/---

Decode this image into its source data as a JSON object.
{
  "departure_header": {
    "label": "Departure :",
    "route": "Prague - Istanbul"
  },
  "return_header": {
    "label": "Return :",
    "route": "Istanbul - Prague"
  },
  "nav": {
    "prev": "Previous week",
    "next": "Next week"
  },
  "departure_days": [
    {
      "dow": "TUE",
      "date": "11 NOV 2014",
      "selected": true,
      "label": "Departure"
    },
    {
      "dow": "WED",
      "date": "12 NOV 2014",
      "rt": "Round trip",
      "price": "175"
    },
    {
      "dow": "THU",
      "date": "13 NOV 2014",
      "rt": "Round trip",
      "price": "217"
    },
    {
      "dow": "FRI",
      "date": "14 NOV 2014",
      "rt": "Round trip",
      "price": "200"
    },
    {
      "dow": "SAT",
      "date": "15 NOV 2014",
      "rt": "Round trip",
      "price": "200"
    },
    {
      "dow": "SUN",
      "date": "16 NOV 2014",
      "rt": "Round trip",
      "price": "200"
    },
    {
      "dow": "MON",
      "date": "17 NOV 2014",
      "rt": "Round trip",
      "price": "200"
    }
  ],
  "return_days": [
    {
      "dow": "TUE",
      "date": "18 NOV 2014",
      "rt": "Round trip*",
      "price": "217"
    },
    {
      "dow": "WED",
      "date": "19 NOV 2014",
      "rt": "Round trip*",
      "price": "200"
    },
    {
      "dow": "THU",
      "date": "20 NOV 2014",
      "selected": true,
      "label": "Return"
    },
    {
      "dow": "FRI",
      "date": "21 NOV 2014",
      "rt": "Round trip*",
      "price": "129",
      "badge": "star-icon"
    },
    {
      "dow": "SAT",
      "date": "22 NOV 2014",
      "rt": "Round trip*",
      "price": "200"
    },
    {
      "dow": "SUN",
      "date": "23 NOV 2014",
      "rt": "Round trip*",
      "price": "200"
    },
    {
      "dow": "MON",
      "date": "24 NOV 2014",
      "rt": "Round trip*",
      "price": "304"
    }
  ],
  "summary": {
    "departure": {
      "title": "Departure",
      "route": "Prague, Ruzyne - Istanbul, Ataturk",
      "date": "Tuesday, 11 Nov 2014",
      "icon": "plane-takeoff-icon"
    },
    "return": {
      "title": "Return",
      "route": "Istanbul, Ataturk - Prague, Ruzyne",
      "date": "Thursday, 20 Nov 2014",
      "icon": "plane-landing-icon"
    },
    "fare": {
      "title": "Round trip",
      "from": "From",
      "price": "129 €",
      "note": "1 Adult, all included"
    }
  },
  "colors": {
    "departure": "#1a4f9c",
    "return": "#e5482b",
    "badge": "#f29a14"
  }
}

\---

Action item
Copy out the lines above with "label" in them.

Your response
    "label": "Departure :",
    "label": "Return :",
      "label": "Departure"
      "label": "Return"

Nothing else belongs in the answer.